Please give the entries below again exactly, omitting every picture.

── Records to use

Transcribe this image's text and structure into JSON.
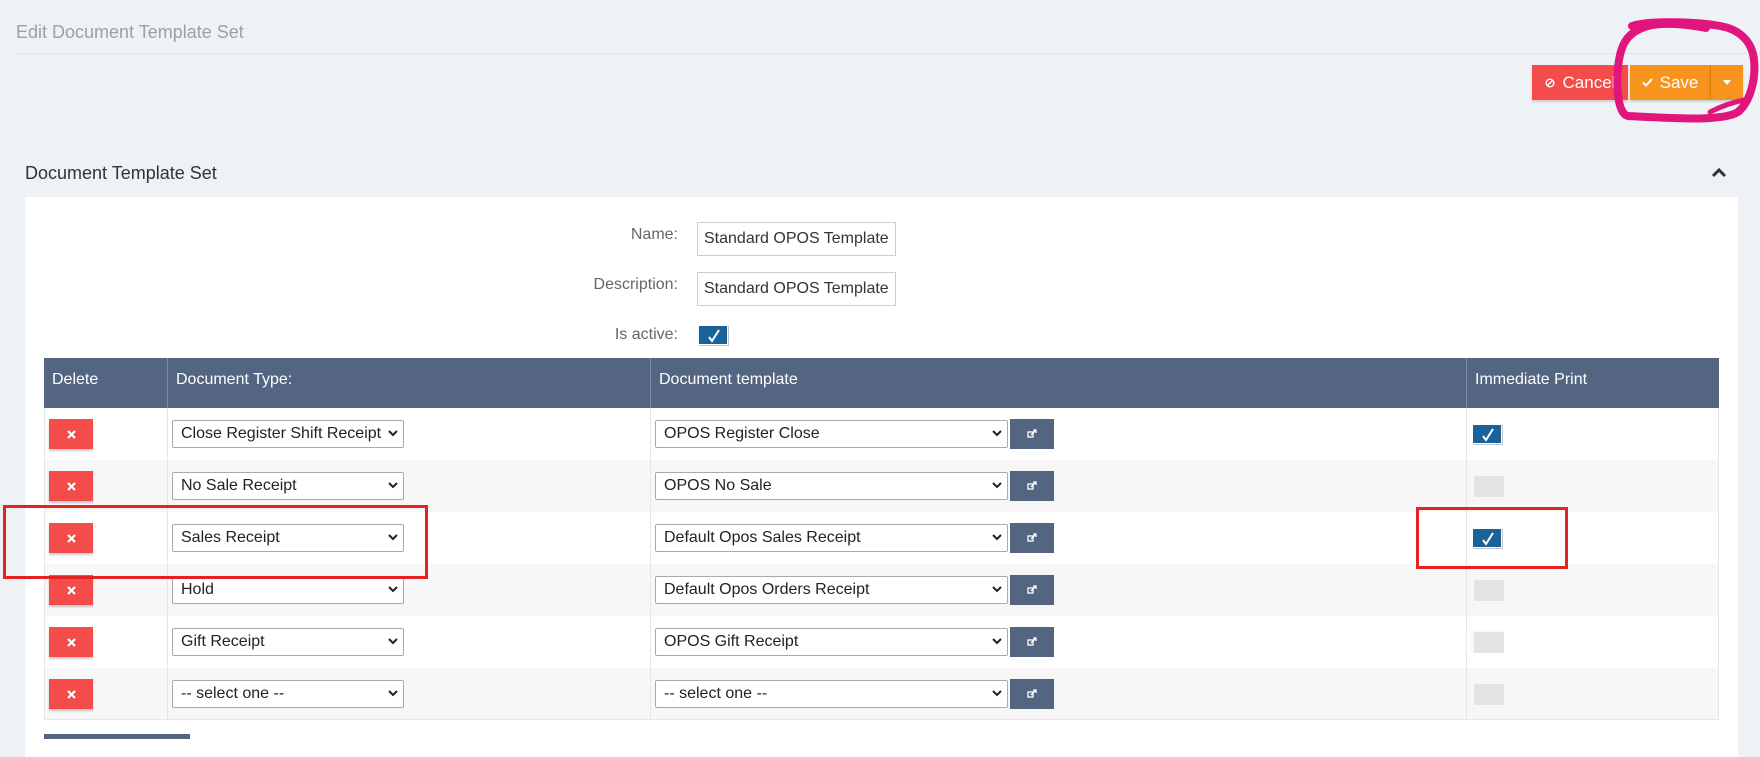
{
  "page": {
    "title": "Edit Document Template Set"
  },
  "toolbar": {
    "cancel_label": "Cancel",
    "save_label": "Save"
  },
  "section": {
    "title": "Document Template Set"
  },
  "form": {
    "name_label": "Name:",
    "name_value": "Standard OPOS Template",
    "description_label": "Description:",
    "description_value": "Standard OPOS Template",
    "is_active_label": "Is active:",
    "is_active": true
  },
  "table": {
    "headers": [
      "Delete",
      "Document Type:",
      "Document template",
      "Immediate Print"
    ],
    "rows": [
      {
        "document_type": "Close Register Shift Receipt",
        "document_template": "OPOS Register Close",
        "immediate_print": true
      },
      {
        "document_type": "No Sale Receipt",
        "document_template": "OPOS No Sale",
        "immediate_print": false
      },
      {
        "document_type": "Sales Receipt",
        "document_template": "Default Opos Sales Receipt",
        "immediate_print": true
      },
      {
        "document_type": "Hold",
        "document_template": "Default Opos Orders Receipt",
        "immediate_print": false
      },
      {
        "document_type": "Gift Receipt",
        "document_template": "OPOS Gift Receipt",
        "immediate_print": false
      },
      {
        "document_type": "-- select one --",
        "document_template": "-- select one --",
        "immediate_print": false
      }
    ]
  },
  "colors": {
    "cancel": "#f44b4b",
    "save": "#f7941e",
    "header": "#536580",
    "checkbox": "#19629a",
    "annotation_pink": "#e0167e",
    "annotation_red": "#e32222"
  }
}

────

§ **Solved problem**
Transcribe this image's text and structure into JSON.
{
  "page": {
    "title": "Edit Document Template Set"
  },
  "toolbar": {
    "cancel_label": "Cancel",
    "save_label": "Save"
  },
  "section": {
    "title": "Document Template Set"
  },
  "form": {
    "name_label": "Name:",
    "name_value": "Standard OPOS Template",
    "description_label": "Description:",
    "description_value": "Standard OPOS Template",
    "is_active_label": "Is active:",
    "is_active": true
  },
  "table": {
    "headers": [
      "Delete",
      "Document Type:",
      "Document template",
      "Immediate Print"
    ],
    "rows": [
      {
        "document_type": "Close Register Shift Receipt",
        "document_template": "OPOS Register Close",
        "immediate_print": true
      },
      {
        "document_type": "No Sale Receipt",
        "document_template": "OPOS No Sale",
        "immediate_print": false
      },
      {
        "document_type": "Sales Receipt",
        "document_template": "Default Opos Sales Receipt",
        "immediate_print": true
      },
      {
        "document_type": "Hold",
        "document_template": "Default Opos Orders Receipt",
        "immediate_print": false
      },
      {
        "document_type": "Gift Receipt",
        "document_template": "OPOS Gift Receipt",
        "immediate_print": false
      },
      {
        "document_type": "-- select one --",
        "document_template": "-- select one --",
        "immediate_print": false
      }
    ]
  },
  "colors": {
    "cancel": "#f44b4b",
    "save": "#f7941e",
    "header": "#536580",
    "checkbox": "#19629a",
    "annotation_pink": "#e0167e",
    "annotation_red": "#e32222"
  }
}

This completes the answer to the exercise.